**Problem to work on:**
Scan the entries below for the string "title" and copy every line where it turns up.

========================================

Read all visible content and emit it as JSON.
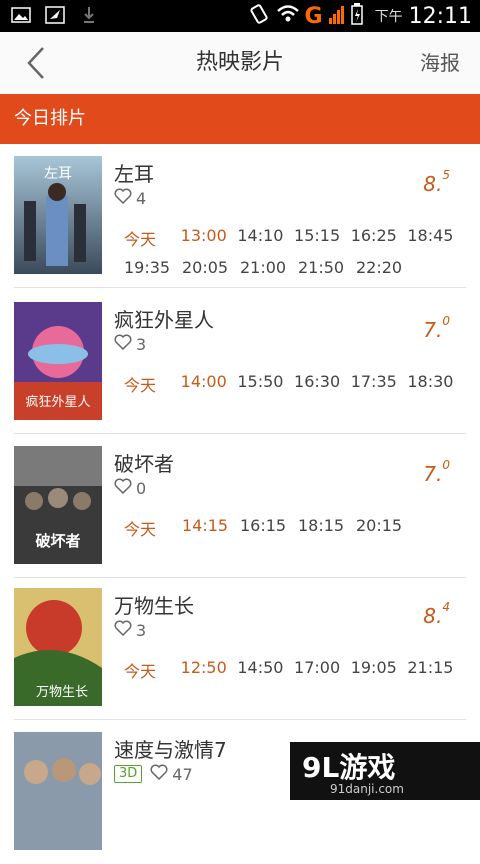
{
  "status_bar": {
    "icons_left": [
      "image-icon",
      "bird-icon",
      "download-icon"
    ],
    "network": "G",
    "ampm": "下午",
    "time": "12:11"
  },
  "header": {
    "title": "热映影片",
    "poster_label": "海报"
  },
  "section": {
    "title": "今日排片"
  },
  "movies": [
    {
      "title": "左耳",
      "likes": "4",
      "rating_main": "8.",
      "rating_sup": "5",
      "badge": "",
      "today_label": "今天",
      "times_row1": [
        "13:00",
        "14:10",
        "15:15",
        "16:25",
        "18:45"
      ],
      "times_row2": [
        "19:35",
        "20:05",
        "21:00",
        "21:50",
        "22:20"
      ],
      "poster_text": "左耳"
    },
    {
      "title": "疯狂外星人",
      "likes": "3",
      "rating_main": "7.",
      "rating_sup": "0",
      "badge": "",
      "today_label": "今天",
      "times_row1": [
        "14:00",
        "15:50",
        "16:30",
        "17:35",
        "18:30"
      ],
      "times_row2": [],
      "poster_text": "疯狂外星人"
    },
    {
      "title": "破坏者",
      "likes": "0",
      "rating_main": "7.",
      "rating_sup": "0",
      "badge": "",
      "today_label": "今天",
      "times_row1": [
        "14:15",
        "16:15",
        "18:15",
        "20:15"
      ],
      "times_row2": [],
      "poster_text": "破坏者"
    },
    {
      "title": "万物生长",
      "likes": "3",
      "rating_main": "8.",
      "rating_sup": "4",
      "badge": "",
      "today_label": "今天",
      "times_row1": [
        "12:50",
        "14:50",
        "17:00",
        "19:05",
        "21:15"
      ],
      "times_row2": [],
      "poster_text": "万物生长"
    },
    {
      "title": "速度与激情7",
      "likes": "47",
      "rating_main": "",
      "rating_sup": "",
      "badge": "3D",
      "today_label": "",
      "times_row1": [],
      "times_row2": [],
      "poster_text": ""
    }
  ],
  "watermark": {
    "main": "9L游戏",
    "sub": "91danji.com"
  },
  "colors": {
    "accent": "#e14a1a",
    "rating": "#c85a1a",
    "badge3d": "#5aa02c"
  }
}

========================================

**Task solution:**
    "title": "热映影片",
    "title": "今日排片"
      "title": "左耳",
      "title": "疯狂外星人",
      "title": "破坏者",
      "title": "万物生长",
      "title": "速度与激情7",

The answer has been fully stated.